◆ **SUPPLIED RECORDS**
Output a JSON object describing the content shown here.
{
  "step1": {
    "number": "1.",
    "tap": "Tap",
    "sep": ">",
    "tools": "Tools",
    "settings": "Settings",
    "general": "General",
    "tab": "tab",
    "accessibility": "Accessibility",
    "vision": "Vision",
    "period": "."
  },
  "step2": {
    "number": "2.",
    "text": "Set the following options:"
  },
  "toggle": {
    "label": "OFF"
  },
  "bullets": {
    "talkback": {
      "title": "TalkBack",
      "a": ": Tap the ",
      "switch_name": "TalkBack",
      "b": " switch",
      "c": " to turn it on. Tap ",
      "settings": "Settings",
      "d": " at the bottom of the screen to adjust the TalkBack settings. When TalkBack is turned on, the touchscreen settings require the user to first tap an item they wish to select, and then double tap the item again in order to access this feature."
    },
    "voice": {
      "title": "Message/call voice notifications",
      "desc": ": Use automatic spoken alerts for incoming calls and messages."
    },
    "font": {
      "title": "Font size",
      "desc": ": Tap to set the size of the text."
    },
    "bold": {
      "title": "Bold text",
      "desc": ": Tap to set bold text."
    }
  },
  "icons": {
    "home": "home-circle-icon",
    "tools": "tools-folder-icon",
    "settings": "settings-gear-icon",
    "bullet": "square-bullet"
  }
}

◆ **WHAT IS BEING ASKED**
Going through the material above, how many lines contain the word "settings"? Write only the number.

◆ **SOLUTION FOR THIS EXERCISE**
4